Misconceptions about Machine Learning consultants affects your business. Staying informed allows you to move forward with confidence and intentionality.
When we hear about the growth in the gig economy, it’s often in the context of individual consumers, but the gig economy is growing for companies too. Companies are feeling more pressure than ever to reduce full-time employee commitments for work that’s not in the core mission in favor of contractors, gig workers, and consultants.
The pressure is even stronger when the work has an irregular demand or requires in-depth expertise.
Machine Learning and Data Science (MLDS) are firmly in that zone for most companies. While the insights, predictions, and automation they bring can be powerful differentiators, they are still complex networks of specialized tasks done by experts who need to update their skills and tools regularly. With that said, business leaders who aren’t quite sure how to work with MLDS consultants can still be reluctant to partner with them.
If this describes you, read on. This article will address a few common concerns that might be keeping you from using a valuable resource.
How is Machine Learning Different?
Consultants aren’t typically hired for MLDS projects because the assumption is machine learning is more intimate than the typical software and data project commonly delegated to consultants.
Most software and data projects use a discrete business process composed of a series of mechanical steps. In short: data in, data processed, data out.
In comparison, Machine Learning interprets data to a degree and at a speed that the human mind cannot fathom. Machine learning is doing just that—learning.
It continuously evaluates ever-changing data and the many, many variables that can be taken into account by the process. It studies the interplay between variables, the previous results, and how those affect predictions. The same machine learning problem can produce markedly different results after each iteration.
Common Concerns on Partnering with Machine Learning and Data Science Consultants
Hiring a consultant makes logical sense to many companies, but their leaders don’t pursue consulting partnerships due to a few important concerns.

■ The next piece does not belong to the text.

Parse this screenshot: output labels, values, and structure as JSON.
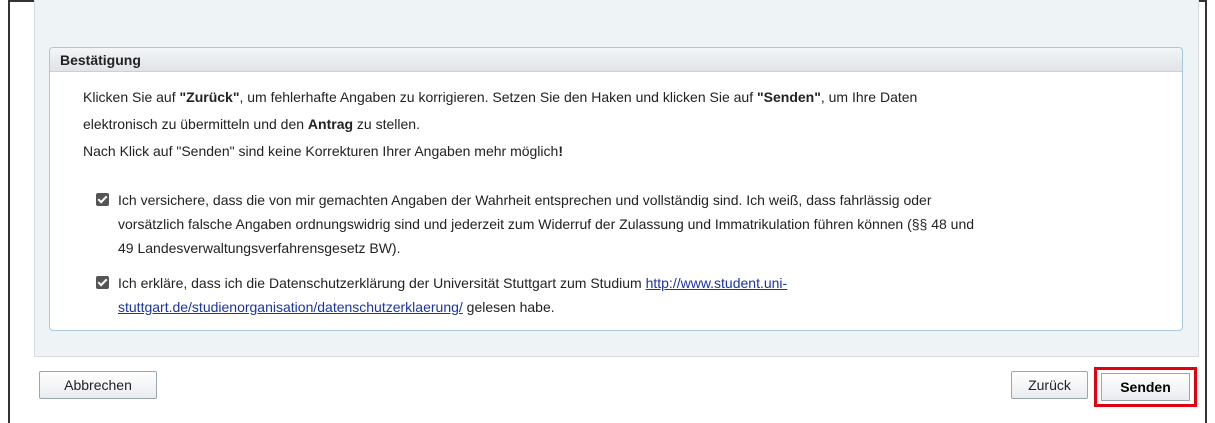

We address a few of those concerns here in hopes of making partnering easier.
Your expenses only increase if you also consider re-training, specialized software, and the hardware needed to keep MLDS competitive. Ultimately you will need to make a decision, but this partnership is no different than any other. Let someone else manage the complexity while you pay for what you use in smaller increments, often with greater efficiency than an employee and without the long-term costs or commitment.
- Machine learning models are trade secrets that differentiate a company in the market
- Machine learning consultants may learn too much about a business
Intellectual property rights are a reasonable concern any time you enter into a partnership with another company. What makes things unsettling around MLDS is the unfamiliarity which leads to a knee-jerk reaction to keep everything, everywhere 100 percent locked down.
However, whenever you enter into a partnership, you are likely to have a non-disclosure agreement (NDA). The typical NDA protects your rights to customer and operational business information shared with the partner. Alter the NDA, as necessary, to also preserve precise citations of your business information in case you list any business rules inside of a script. Protect the outputs (fitted models, scoring logic, customer clusters, and more) of embed information about your customers or the way you operate.
Everything else is likely in the shared license zone. The vast majority of what’s left is tools, techniques, and expertise for MLDS. You picked a partner in large part because they had a good set of tools, techniques, and knowledge from their prior work.
I Don’t Want Them to Sell My Groundbreaking Innovation to Someone Else
Technically, the umbrella of intellectual property covers any innovative discovery, but there are a few differences to mention.
The rule of thumb is business practices change every time an employee quits. Very few things are important enough to incur the additional rigor and expense of trade secret protection or patent protection. If you have a patent, it’s already protected. If you have a trade secret, you might consider adding rules for identifying and protecting trade secrets to your NDA.
On the flip side, there might be a hidden opportunity here. If it’s groundbreaking, you might also consider having your partner help you turn it into a product! Your partner might even help share the cost of development for the opportunity.
The fact is, from a partnering perspective, Machine Learning and Data Science engagements are not much different from any other consulting engagement. Just a few tweaks and you won’t have to miss out on the value and be left behind!
About the Authors
Jim Schaller has been in the IT & Management Consulting field for more than 20 years and, before his current role, specialized in clients in the utility industry and their billing systems.
Jim is responsible for all the risk management items in the company. This mostly includes his involvement in all contracts with our clients and partners as well as tax and other compliance issues. He also administers all of the companies benefit plans, including medical, dental, vision, 401(k), etc.
Data & Analytics Practice Lead, Jeff Kanel is a business-oriented leader who brings more than 17 years of industry experience in IT project and team management. His background in statistical analysis, application development, and the full data warehouse lifecycle gives him a distinct edge in managing a technical team.
He has performed in a variety of implementation roles ranging from hands-on BI implementation activities to strategic BI advisement. Jeff has a proven track record of partnering with business stakeholders to identify high-value opportunities and solutions to deliver on senior management priorities.